The US Consumer Product Safety Commission recorded 13,073 emergency room visits "associated with (but not necessarily caused by)" videogames in 2020. The infographic shared by the commission on Twitter shows a malevolent cartoon videogame controller declaring that it's their turn next, Luke—and perhaps Luke should be more afraid of "controller face," because a number of injuries do appear to be associated with the game controllers.
Good evening. pic.twitter.com/IWLC5iFOpAJune 17, 2021
It's a little unfair to ascribe ill-intent to the controllers themselves, though. There's a lot of controllers being thrown at or "in [the] direction" of people who sustain controller-related injuries. Perhaps the greater issues there are rage-quitters and irritable siblings. Also recorded are "celebration injuries" and various falls.

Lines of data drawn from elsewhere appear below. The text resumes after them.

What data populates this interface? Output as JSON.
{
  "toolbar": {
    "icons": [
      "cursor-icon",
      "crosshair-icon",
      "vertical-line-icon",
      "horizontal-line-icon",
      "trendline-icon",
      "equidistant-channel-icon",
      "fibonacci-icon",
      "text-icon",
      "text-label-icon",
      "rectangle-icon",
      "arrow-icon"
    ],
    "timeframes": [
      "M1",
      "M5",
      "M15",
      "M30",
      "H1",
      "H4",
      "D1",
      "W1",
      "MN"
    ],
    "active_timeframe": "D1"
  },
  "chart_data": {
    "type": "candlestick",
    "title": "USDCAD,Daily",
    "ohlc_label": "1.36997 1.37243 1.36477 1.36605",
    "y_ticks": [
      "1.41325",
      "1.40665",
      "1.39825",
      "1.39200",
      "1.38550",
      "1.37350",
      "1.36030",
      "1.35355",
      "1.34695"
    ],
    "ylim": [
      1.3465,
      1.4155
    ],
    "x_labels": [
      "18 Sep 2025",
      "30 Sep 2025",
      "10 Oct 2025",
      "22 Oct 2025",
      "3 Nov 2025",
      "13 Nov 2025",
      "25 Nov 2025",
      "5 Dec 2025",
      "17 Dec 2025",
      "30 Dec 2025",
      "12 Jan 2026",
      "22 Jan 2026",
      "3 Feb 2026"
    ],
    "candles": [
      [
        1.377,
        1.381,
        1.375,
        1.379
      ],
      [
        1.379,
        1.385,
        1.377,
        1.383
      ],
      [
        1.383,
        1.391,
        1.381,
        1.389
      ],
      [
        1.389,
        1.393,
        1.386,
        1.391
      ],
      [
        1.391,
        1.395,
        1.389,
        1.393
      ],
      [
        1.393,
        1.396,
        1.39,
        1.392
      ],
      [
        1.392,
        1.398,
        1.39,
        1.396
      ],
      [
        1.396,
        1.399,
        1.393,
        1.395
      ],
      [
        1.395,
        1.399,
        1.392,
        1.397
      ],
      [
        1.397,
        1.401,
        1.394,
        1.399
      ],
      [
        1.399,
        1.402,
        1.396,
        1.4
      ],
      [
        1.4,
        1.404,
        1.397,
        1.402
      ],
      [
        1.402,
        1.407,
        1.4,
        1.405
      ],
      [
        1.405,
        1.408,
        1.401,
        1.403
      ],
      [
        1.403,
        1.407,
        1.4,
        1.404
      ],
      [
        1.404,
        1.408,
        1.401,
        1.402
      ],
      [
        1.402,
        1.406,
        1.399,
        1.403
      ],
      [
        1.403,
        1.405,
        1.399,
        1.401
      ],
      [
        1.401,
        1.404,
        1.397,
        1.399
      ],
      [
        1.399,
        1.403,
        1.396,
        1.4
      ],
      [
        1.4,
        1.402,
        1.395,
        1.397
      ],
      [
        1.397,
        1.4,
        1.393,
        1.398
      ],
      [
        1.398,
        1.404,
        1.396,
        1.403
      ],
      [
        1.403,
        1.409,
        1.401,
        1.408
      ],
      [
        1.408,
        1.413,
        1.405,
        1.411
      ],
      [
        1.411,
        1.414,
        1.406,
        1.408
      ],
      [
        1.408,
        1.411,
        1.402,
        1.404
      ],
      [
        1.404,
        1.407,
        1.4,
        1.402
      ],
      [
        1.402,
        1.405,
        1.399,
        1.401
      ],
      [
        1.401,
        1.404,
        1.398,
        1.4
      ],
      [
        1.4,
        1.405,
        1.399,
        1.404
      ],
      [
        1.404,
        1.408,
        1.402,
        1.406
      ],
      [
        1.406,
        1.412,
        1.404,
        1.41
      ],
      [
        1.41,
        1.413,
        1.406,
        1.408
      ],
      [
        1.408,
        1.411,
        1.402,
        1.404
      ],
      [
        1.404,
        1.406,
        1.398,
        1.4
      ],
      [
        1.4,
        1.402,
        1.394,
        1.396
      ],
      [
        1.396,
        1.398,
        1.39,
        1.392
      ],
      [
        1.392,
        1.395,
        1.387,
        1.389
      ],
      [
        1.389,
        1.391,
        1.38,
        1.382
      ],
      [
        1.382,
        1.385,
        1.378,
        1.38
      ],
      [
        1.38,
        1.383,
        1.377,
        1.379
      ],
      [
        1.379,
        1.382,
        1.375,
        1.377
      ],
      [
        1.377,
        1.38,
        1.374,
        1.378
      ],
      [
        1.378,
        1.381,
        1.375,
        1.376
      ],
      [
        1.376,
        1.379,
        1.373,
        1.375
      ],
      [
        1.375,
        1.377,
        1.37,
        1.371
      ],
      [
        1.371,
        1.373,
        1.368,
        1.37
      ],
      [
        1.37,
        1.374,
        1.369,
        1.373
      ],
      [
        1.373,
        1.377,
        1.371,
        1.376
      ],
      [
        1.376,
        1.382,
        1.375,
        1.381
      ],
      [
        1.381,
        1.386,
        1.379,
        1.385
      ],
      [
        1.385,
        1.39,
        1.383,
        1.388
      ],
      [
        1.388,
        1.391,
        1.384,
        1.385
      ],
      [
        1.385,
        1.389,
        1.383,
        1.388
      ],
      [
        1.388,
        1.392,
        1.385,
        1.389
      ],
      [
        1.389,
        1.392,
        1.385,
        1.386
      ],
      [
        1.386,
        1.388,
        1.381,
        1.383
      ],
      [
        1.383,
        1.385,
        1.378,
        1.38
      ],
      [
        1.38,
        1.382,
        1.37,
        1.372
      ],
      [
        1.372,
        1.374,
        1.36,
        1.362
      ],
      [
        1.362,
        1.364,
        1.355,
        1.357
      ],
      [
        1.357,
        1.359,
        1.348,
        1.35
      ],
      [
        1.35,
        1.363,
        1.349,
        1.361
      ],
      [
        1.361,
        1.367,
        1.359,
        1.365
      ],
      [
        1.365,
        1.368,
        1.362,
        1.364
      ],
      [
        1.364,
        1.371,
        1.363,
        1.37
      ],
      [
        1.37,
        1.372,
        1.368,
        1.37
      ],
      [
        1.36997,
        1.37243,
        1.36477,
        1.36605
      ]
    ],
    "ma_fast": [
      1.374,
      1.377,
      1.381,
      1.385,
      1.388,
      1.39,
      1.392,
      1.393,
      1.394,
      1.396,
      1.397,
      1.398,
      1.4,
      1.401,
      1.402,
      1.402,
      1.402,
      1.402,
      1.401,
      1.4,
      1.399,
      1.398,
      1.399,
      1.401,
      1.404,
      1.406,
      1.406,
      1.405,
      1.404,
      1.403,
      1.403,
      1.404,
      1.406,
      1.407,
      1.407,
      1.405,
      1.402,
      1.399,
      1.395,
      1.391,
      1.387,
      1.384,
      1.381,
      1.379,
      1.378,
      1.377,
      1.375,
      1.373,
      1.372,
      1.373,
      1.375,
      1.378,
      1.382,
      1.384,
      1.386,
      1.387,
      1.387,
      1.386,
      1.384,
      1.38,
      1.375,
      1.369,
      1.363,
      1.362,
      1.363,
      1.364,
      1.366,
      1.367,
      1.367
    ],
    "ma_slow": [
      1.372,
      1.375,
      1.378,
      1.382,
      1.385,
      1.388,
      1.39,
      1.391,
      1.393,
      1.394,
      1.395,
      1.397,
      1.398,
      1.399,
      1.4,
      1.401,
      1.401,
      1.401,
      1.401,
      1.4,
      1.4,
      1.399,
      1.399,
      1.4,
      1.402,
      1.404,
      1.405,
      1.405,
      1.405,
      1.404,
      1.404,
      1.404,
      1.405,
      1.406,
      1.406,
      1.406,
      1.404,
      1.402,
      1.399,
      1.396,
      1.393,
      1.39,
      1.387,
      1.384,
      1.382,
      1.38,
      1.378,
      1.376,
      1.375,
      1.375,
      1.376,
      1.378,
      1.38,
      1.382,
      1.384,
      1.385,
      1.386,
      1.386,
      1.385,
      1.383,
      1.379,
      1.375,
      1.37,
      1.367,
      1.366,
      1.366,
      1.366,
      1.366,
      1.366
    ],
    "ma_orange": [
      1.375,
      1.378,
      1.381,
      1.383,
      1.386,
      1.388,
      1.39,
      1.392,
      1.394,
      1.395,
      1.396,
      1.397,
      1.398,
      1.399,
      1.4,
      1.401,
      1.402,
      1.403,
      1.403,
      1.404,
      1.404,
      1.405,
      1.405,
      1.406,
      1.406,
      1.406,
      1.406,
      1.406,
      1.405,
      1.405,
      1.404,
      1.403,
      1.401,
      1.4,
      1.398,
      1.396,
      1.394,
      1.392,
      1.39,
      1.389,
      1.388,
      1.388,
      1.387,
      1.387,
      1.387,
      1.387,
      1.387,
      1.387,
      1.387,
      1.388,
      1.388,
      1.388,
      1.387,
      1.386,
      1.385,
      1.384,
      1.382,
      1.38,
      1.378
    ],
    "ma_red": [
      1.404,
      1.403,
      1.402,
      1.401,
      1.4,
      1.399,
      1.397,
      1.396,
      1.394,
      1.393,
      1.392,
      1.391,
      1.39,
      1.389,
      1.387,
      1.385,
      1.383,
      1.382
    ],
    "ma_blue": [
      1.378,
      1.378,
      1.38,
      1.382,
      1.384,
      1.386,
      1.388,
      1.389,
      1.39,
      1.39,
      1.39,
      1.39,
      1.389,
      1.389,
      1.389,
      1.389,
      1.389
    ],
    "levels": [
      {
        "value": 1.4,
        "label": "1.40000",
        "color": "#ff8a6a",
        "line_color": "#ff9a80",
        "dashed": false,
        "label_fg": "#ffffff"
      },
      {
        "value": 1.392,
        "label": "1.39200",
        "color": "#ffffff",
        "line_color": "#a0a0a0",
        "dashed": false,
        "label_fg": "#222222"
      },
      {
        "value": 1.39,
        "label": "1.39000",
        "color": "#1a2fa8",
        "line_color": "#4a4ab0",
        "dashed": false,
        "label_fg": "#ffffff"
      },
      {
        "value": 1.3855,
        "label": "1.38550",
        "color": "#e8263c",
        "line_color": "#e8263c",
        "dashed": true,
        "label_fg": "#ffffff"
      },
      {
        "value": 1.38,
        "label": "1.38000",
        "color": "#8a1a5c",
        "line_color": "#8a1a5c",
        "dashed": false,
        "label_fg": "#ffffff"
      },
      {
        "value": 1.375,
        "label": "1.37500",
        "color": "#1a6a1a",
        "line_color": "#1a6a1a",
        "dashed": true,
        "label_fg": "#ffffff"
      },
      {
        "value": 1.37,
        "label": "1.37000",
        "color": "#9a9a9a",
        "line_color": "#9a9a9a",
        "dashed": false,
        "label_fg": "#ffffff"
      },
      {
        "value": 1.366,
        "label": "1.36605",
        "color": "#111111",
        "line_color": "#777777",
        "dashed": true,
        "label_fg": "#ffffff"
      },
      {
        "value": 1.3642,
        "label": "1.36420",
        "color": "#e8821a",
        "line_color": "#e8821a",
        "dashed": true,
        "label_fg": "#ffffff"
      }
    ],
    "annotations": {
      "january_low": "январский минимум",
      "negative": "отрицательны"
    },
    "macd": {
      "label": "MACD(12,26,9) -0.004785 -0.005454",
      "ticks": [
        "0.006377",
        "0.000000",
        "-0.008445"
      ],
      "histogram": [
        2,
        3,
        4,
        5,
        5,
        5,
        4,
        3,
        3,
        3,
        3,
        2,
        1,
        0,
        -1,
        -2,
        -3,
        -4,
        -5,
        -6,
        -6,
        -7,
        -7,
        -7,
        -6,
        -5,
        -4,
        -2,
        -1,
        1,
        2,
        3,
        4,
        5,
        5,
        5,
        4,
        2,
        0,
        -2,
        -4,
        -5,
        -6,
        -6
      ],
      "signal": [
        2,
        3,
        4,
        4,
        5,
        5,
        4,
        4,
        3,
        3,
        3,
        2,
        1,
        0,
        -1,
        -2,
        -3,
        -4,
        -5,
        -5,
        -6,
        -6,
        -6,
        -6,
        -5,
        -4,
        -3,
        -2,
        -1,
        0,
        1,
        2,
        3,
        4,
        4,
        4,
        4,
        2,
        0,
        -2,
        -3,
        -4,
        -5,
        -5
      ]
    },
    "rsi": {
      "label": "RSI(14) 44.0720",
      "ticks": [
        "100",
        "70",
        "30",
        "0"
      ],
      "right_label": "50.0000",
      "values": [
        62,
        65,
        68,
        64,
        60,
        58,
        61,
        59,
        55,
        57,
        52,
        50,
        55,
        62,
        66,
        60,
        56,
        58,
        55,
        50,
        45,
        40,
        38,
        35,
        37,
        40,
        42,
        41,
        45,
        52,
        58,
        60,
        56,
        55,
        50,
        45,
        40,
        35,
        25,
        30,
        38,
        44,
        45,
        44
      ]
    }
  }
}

That isn't to say there aren't genuine hazards with gaming: the data collected highlighted a number of people admitting themselves to the ER due to pain from extended play, frequently back pain, chest pain, and wrist pain. A few people also reported skin irritation after using virtual reality headsets, and while brand names are redacted in the dataset, there's a good chance they were using the Oculus Quest 2. The headset was recently removed from Amazon EU storefronts due to the presence of irritants in its padding that affected a small number of users.
Sometimes a gaming-related injury is just an injury—the person most responsible for you putting a tooth in your ear mid-session is likely you—but sometimes there is a structural fault, as we saw with last year's Cyberpunk 2077 including a potentially seizure-inducing sequence. Which is why we have things like consumer product safety commissions in the first place.
Regarding the one scorpion injury reported by the USCPSC, it's hard to fault the game: "15YOF PATIENT SITTING ON THE COUCH PLAYING VIDEO GAMES WHEN SHE FELT A SUDDEN STING ON LEFT BUTTOCK FAMILY MEMBER SAW SCORPION ON COUCH WHERE PATIENT WAS SITTING."
Back in 2018, Chris compiled a decade's worth of gaming and computer related ER visits, which include such gems as the tooth-in-ear one mentioned above, as well as people being injured by their laptops in various ways.